§ **TASK PROMPT**
Please print the data that follows, keeping every line exact.

──────── SUPPLIED MATERIAL ────────

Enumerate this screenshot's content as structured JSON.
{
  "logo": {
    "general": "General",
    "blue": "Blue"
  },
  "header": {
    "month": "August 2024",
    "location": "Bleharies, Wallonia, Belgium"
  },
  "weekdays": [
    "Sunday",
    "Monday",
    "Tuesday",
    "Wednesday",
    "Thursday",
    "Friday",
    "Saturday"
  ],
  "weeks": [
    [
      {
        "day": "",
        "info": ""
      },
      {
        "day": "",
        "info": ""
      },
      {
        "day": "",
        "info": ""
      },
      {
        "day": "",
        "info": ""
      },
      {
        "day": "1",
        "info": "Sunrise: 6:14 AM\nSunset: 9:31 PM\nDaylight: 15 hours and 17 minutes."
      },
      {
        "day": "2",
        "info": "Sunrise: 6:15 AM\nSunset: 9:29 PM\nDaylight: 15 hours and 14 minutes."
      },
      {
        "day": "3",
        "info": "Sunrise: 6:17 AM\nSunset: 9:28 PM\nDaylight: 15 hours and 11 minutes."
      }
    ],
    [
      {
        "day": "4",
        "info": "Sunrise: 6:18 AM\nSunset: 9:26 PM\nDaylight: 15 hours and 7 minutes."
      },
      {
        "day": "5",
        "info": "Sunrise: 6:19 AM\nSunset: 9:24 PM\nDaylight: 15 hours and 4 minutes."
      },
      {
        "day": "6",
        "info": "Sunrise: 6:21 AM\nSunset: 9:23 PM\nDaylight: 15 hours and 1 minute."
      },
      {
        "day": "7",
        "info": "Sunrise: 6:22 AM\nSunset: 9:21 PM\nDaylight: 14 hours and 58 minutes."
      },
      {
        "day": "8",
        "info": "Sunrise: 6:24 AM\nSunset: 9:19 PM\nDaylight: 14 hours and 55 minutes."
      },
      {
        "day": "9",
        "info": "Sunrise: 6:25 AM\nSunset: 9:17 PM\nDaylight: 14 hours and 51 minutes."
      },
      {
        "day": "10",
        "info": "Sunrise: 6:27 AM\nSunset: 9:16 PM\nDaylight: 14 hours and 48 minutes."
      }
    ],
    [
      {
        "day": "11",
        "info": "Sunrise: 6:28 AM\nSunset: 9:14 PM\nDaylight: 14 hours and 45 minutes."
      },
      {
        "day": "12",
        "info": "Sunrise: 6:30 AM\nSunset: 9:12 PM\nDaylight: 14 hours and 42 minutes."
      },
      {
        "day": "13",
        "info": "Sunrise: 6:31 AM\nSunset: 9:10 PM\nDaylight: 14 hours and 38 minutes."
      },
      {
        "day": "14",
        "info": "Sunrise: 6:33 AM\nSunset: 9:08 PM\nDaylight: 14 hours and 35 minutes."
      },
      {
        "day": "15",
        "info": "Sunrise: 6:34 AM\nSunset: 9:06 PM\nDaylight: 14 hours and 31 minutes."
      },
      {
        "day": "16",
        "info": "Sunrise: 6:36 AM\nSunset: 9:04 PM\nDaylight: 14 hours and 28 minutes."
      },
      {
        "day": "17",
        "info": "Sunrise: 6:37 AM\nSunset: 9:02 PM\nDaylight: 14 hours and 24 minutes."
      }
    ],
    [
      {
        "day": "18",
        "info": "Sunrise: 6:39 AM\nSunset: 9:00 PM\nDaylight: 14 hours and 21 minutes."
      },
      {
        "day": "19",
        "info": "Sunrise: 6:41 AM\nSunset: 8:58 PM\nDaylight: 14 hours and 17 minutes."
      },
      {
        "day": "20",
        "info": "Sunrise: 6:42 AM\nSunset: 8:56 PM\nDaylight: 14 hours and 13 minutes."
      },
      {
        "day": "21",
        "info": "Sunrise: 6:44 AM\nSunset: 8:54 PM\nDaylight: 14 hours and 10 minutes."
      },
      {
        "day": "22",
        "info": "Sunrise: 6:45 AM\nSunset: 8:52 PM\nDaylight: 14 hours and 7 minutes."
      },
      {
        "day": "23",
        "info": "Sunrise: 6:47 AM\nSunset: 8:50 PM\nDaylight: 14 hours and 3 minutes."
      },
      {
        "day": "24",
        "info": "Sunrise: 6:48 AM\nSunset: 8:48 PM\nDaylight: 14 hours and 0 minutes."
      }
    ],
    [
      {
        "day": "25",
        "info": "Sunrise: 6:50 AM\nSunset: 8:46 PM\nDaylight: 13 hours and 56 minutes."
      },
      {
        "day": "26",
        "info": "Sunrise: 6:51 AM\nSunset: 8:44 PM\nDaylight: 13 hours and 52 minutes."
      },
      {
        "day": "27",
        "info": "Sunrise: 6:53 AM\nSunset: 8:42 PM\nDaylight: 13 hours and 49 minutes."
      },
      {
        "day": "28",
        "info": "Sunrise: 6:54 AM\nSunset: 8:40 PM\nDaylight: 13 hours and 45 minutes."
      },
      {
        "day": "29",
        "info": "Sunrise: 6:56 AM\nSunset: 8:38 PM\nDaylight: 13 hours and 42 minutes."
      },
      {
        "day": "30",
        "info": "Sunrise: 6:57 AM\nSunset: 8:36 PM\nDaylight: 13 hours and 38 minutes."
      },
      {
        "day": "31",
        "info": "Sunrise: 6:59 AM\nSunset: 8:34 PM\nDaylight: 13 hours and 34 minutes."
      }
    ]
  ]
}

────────

§ **ANSWER SPACE**
Enumerate this screenshot's content as structured JSON.
{
  "logo": {
    "general": "General",
    "blue": "Blue"
  },
  "header": {
    "month": "August 2024",
    "location": "Bleharies, Wallonia, Belgium"
  },
  "weekdays": [
    "Sunday",
    "Monday",
    "Tuesday",
    "Wednesday",
    "Thursday",
    "Friday",
    "Saturday"
  ],
  "weeks": [
    [
      {
        "day": "",
        "info": ""
      },
      {
        "day": "",
        "info": ""
      },
      {
        "day": "",
        "info": ""
      },
      {
        "day": "",
        "info": ""
      },
      {
        "day": "1",
        "info": "Sunrise: 6:14 AM\nSunset: 9:31 PM\nDaylight: 15 hours and 17 minutes."
      },
      {
        "day": "2",
        "info": "Sunrise: 6:15 AM\nSunset: 9:29 PM\nDaylight: 15 hours and 14 minutes."
      },
      {
        "day": "3",
        "info": "Sunrise: 6:17 AM\nSunset: 9:28 PM\nDaylight: 15 hours and 11 minutes."
      }
    ],
    [
      {
        "day": "4",
        "info": "Sunrise: 6:18 AM\nSunset: 9:26 PM\nDaylight: 15 hours and 7 minutes."
      },
      {
        "day": "5",
        "info": "Sunrise: 6:19 AM\nSunset: 9:24 PM\nDaylight: 15 hours and 4 minutes."
      },
      {
        "day": "6",
        "info": "Sunrise: 6:21 AM\nSunset: 9:23 PM\nDaylight: 15 hours and 1 minute."
      },
      {
        "day": "7",
        "info": "Sunrise: 6:22 AM\nSunset: 9:21 PM\nDaylight: 14 hours and 58 minutes."
      },
      {
        "day": "8",
        "info": "Sunrise: 6:24 AM\nSunset: 9:19 PM\nDaylight: 14 hours and 55 minutes."
      },
      {
        "day": "9",
        "info": "Sunrise: 6:25 AM\nSunset: 9:17 PM\nDaylight: 14 hours and 51 minutes."
      },
      {
        "day": "10",
        "info": "Sunrise: 6:27 AM\nSunset: 9:16 PM\nDaylight: 14 hours and 48 minutes."
      }
    ],
    [
      {
        "day": "11",
        "info": "Sunrise: 6:28 AM\nSunset: 9:14 PM\nDaylight: 14 hours and 45 minutes."
      },
      {
        "day": "12",
        "info": "Sunrise: 6:30 AM\nSunset: 9:12 PM\nDaylight: 14 hours and 42 minutes."
      },
      {
        "day": "13",
        "info": "Sunrise: 6:31 AM\nSunset: 9:10 PM\nDaylight: 14 hours and 38 minutes."
      },
      {
        "day": "14",
        "info": "Sunrise: 6:33 AM\nSunset: 9:08 PM\nDaylight: 14 hours and 35 minutes."
      },
      {
        "day": "15",
        "info": "Sunrise: 6:34 AM\nSunset: 9:06 PM\nDaylight: 14 hours and 31 minutes."
      },
      {
        "day": "16",
        "info": "Sunrise: 6:36 AM\nSunset: 9:04 PM\nDaylight: 14 hours and 28 minutes."
      },
      {
        "day": "17",
        "info": "Sunrise: 6:37 AM\nSunset: 9:02 PM\nDaylight: 14 hours and 24 minutes."
      }
    ],
    [
      {
        "day": "18",
        "info": "Sunrise: 6:39 AM\nSunset: 9:00 PM\nDaylight: 14 hours and 21 minutes."
      },
      {
        "day": "19",
        "info": "Sunrise: 6:41 AM\nSunset: 8:58 PM\nDaylight: 14 hours and 17 minutes."
      },
      {
        "day": "20",
        "info": "Sunrise: 6:42 AM\nSunset: 8:56 PM\nDaylight: 14 hours and 13 minutes."
      },
      {
        "day": "21",
        "info": "Sunrise: 6:44 AM\nSunset: 8:54 PM\nDaylight: 14 hours and 10 minutes."
      },
      {
        "day": "22",
        "info": "Sunrise: 6:45 AM\nSunset: 8:52 PM\nDaylight: 14 hours and 7 minutes."
      },
      {
        "day": "23",
        "info": "Sunrise: 6:47 AM\nSunset: 8:50 PM\nDaylight: 14 hours and 3 minutes."
      },
      {
        "day": "24",
        "info": "Sunrise: 6:48 AM\nSunset: 8:48 PM\nDaylight: 14 hours and 0 minutes."
      }
    ],
    [
      {
        "day": "25",
        "info": "Sunrise: 6:50 AM\nSunset: 8:46 PM\nDaylight: 13 hours and 56 minutes."
      },
      {
        "day": "26",
        "info": "Sunrise: 6:51 AM\nSunset: 8:44 PM\nDaylight: 13 hours and 52 minutes."
      },
      {
        "day": "27",
        "info": "Sunrise: 6:53 AM\nSunset: 8:42 PM\nDaylight: 13 hours and 49 minutes."
      },
      {
        "day": "28",
        "info": "Sunrise: 6:54 AM\nSunset: 8:40 PM\nDaylight: 13 hours and 45 minutes."
      },
      {
        "day": "29",
        "info": "Sunrise: 6:56 AM\nSunset: 8:38 PM\nDaylight: 13 hours and 42 minutes."
      },
      {
        "day": "30",
        "info": "Sunrise: 6:57 AM\nSunset: 8:36 PM\nDaylight: 13 hours and 38 minutes."
      },
      {
        "day": "31",
        "info": "Sunrise: 6:59 AM\nSunset: 8:34 PM\nDaylight: 13 hours and 34 minutes."
      }
    ]
  ]
}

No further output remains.